Despite tobacco's relative decline, it's still a big crop in Kentucky. And Kentuckians still pay a high price for the long economic addiction.
We have the nation's highest adult smoking rate, highest youth smoking rate and highest rate of lung cancer. Most of Kentucky's other indicators of chronic poor health are tied directly or indirectly to smoking.
The claim that banning smoking in enclosed public spaces, where people work every day, would be anti-business or bad for the economy is ridiculous. The enormous costs of smoking are a crushing economic burden on Kentucky.
That's why the state Chamber of Commerce has backed a smoking ban for the last three sessions.
The chamber says that smoking takes an annual toll of $3.8 billion on Kentucky's economy through medical costs and lost productivity.
This year's session was the third in which a statewide smoke-free law failed to get a vote in either chamber, despite bipartisan support.
Everyone, including the sponsor, Rep. Susan Westrom, D-Lexington, acknowledges it could be a long haul in Kentucky's tobacco-friendly legislature, where the most innocuous bills can take years to enact.
Local laws already protect about one third of Kentuckians from secondhand smoke. Public health advocates should redouble their efforts in places that have yet to go smoke-free, while keeping the pressure on Frankfort.
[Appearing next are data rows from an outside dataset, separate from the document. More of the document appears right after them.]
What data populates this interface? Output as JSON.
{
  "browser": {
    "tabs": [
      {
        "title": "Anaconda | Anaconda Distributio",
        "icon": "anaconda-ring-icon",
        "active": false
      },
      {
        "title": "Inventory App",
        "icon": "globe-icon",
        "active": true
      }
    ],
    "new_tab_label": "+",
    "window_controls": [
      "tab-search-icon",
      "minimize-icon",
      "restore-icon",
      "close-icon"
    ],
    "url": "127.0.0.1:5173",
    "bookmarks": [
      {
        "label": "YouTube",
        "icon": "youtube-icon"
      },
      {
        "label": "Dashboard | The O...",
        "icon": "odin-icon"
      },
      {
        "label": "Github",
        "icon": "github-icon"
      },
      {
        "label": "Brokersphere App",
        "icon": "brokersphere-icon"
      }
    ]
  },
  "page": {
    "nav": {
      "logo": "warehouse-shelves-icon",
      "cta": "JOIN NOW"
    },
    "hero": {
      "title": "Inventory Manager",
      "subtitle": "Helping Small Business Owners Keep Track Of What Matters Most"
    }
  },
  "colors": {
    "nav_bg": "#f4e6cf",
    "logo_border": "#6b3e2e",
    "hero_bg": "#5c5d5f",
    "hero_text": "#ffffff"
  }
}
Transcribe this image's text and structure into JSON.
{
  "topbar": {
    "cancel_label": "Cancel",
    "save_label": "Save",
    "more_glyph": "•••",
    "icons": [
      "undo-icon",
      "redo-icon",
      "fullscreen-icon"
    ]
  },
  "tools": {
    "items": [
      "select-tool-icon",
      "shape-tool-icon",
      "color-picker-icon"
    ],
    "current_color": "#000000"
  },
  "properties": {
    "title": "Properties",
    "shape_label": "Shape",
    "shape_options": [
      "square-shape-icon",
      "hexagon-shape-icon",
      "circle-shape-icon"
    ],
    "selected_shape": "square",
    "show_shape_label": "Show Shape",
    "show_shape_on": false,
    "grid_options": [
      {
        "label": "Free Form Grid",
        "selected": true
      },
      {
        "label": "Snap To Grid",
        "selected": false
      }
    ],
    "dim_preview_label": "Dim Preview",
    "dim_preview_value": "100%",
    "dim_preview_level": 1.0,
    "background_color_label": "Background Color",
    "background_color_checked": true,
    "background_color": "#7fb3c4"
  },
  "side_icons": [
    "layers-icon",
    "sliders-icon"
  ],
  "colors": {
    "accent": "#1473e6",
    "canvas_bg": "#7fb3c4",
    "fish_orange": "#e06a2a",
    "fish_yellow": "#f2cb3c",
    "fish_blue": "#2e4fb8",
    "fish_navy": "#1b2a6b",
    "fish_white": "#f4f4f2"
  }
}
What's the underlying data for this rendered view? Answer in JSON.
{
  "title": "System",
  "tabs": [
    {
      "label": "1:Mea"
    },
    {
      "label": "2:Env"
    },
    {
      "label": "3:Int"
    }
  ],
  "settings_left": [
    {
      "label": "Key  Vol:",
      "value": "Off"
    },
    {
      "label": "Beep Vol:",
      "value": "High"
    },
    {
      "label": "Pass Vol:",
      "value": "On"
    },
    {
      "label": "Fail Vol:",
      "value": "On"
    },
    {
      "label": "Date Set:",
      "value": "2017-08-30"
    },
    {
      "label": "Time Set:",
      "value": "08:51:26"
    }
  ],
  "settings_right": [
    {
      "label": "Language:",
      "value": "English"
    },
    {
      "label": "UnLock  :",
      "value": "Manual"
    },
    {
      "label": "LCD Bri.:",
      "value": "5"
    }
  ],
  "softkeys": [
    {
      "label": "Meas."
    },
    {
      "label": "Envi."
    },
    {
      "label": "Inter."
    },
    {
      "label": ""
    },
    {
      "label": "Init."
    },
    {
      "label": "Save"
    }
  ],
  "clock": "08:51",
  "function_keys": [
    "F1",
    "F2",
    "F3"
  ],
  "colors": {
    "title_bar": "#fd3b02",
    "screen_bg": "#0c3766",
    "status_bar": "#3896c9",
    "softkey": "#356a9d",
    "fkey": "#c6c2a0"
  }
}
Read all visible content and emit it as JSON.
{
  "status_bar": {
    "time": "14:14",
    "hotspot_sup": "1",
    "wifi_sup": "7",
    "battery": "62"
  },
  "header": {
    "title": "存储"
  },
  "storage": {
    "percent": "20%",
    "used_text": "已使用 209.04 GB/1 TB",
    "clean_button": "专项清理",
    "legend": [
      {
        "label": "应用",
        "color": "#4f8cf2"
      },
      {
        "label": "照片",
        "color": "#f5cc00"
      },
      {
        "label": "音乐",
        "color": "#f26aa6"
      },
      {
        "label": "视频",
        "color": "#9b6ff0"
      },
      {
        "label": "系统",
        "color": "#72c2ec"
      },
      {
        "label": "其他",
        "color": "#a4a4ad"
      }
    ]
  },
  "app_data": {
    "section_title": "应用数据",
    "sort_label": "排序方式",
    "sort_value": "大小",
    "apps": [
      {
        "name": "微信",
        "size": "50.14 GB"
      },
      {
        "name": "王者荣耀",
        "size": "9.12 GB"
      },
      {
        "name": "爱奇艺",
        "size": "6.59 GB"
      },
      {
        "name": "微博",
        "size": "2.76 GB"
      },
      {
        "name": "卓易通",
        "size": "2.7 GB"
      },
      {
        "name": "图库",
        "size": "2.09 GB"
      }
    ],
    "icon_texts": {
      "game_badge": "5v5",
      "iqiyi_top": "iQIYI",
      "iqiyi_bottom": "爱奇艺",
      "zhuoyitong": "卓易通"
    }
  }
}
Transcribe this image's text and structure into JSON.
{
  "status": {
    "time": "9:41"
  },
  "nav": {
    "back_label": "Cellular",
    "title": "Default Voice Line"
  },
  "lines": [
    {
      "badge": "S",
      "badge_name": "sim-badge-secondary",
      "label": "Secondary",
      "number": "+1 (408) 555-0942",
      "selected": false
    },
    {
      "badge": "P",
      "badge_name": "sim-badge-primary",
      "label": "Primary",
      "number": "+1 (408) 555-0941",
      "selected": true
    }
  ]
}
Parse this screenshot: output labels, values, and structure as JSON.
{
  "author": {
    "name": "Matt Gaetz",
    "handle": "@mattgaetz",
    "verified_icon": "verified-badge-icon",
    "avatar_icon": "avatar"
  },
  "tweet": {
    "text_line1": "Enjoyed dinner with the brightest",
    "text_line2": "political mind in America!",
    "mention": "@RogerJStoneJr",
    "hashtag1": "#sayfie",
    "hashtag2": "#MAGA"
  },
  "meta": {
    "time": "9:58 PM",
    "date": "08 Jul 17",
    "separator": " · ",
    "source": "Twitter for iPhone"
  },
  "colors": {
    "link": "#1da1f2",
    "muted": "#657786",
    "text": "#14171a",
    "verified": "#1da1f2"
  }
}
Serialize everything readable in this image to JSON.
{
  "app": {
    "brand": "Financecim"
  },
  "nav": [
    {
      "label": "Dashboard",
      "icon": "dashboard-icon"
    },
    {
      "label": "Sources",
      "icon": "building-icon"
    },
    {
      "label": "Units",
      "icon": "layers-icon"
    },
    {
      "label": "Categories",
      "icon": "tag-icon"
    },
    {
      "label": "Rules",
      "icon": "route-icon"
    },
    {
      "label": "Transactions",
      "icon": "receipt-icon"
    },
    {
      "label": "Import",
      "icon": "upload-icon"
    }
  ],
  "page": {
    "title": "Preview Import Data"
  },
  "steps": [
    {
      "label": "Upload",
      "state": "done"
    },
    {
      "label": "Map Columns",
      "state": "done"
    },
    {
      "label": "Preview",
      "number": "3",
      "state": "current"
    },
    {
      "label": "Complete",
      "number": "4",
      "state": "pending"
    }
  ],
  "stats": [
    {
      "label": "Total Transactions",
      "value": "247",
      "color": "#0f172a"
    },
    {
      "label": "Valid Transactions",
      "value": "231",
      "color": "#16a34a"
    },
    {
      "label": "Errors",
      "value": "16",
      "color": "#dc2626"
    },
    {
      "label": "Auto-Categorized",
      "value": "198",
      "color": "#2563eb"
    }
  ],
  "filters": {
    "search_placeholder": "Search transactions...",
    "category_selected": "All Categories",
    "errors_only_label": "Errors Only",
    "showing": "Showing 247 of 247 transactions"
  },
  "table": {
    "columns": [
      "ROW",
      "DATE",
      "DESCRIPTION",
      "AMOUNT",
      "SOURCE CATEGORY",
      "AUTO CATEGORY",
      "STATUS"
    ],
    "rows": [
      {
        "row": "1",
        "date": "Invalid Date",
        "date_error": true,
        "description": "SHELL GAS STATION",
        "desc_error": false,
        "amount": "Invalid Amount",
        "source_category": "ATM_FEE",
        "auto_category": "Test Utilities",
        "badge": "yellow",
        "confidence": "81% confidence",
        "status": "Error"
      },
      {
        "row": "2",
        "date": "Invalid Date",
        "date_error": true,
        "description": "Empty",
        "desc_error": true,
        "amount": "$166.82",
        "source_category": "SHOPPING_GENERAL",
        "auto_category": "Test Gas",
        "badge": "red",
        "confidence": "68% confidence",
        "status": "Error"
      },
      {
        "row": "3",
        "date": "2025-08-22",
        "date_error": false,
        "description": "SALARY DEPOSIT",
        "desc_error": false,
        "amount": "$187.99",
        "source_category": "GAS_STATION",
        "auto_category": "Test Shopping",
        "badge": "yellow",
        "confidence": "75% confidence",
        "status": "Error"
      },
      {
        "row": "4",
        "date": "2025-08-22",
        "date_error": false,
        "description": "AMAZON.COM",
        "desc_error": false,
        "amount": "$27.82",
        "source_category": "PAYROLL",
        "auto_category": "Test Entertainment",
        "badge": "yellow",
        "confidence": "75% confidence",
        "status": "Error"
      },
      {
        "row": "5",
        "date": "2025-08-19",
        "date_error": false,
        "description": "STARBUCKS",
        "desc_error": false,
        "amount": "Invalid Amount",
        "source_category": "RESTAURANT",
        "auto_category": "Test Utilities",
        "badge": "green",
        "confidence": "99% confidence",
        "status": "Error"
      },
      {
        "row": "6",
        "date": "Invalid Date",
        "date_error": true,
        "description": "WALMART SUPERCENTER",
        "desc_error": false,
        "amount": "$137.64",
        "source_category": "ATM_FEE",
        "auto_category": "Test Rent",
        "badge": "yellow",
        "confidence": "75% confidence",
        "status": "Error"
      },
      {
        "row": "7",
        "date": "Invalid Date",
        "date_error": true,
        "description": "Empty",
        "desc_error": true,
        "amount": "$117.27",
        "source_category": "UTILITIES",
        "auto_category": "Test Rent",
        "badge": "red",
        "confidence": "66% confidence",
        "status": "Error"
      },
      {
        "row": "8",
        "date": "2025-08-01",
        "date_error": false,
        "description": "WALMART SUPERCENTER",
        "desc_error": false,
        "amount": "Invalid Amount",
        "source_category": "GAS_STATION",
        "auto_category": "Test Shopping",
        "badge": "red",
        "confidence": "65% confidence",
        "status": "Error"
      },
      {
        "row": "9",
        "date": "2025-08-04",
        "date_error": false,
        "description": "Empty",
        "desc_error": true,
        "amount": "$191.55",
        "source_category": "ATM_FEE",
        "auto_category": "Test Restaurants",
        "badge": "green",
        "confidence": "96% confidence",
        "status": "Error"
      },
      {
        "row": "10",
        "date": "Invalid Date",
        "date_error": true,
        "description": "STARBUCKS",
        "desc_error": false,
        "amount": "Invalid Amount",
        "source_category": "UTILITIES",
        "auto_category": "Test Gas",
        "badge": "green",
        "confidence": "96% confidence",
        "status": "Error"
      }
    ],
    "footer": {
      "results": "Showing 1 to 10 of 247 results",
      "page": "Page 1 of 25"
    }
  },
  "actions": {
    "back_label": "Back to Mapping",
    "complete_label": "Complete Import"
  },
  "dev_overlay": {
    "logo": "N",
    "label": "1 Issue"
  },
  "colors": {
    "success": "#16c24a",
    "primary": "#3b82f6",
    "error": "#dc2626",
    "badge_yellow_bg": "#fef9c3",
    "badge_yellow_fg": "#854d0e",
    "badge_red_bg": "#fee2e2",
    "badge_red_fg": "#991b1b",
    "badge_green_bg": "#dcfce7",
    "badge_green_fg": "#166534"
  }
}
Meanwhile, let's all be clear about what's at stake: When lobbyists and lawmakers stand against smoke-free air, they're standing up for death, disease and economic decline.